In a week dominated by wrangling over lawsuits, another legal battle is
brewing in the USA as California’s attorney general announced plans to sue
pharmaceutical companies over their pricing practices.
Bill Lockyer is taking action against 39 pharmaceutical companies claiming
that they have defrauded California through a drug pricing scheme “that has
forced the state’s Medi-Cal programme to pay artificially inflated rates,
resulting in a loss of potentially hundreds of millions of dollars.”
Firms named in the lawsuit in addition to Abbott Laboratories and Wyeth (see

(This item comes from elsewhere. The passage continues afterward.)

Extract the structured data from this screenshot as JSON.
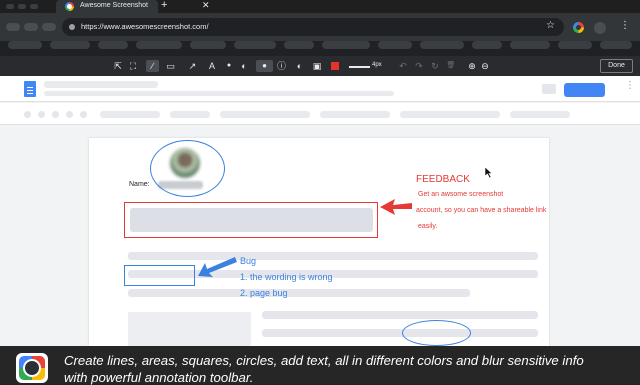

below) include many of the industry’s big names, eg Amgen, Aventis,
Boehringer Ingelheim,Bristol-Myers Squibb, GlaxoSmithKline, Merck KGaA,
Mylan, Novartis and Schering-Plough.
Mr Lockyer issued a statement saying that “we’re dragging these drug
companies into the court of law because they’re gouging the public on basic
life necessities. This may be a bitter pill for the drug companies to
swallow, but the days of prescription pricing fraud are over. We’re seeking
immediate legal relief.”
Mr Lockyer’s suit alleges that prices were manipulated resulting in inflated
costs to the state’s $34 billion Medi-Cal scheme, which provides health
insurance for the poor, arguing that “the amount of money that drug
companies have cheated out of California could have been better spent on
ensuring that every child in this state has access to health care.”
Mr Lockyer says his action was prompted by a whistleblower lawsuit filed in
California by a small pharmacy, Ven-A-Care, alleging that the pharmaceutical
manufacturers provided false and misleading information that the Medi-Cal
programme relied upon to establish its drug payment rates.
An investigation by the Attorney General into Ven-A-Care’s allegations led
to him filing a suit in Boston against Abbott and Wyeth in 2003 and this
latest filing is an amendment to that complaint. In one case, cited in the
2003 lawsuit, Abbott reported a reimbursement price of $49.42 for a gram of
the antibiotic vancomycin, but charged pharmacies just $8.06.
At the time of writing, none of the drugmakers named had commented on the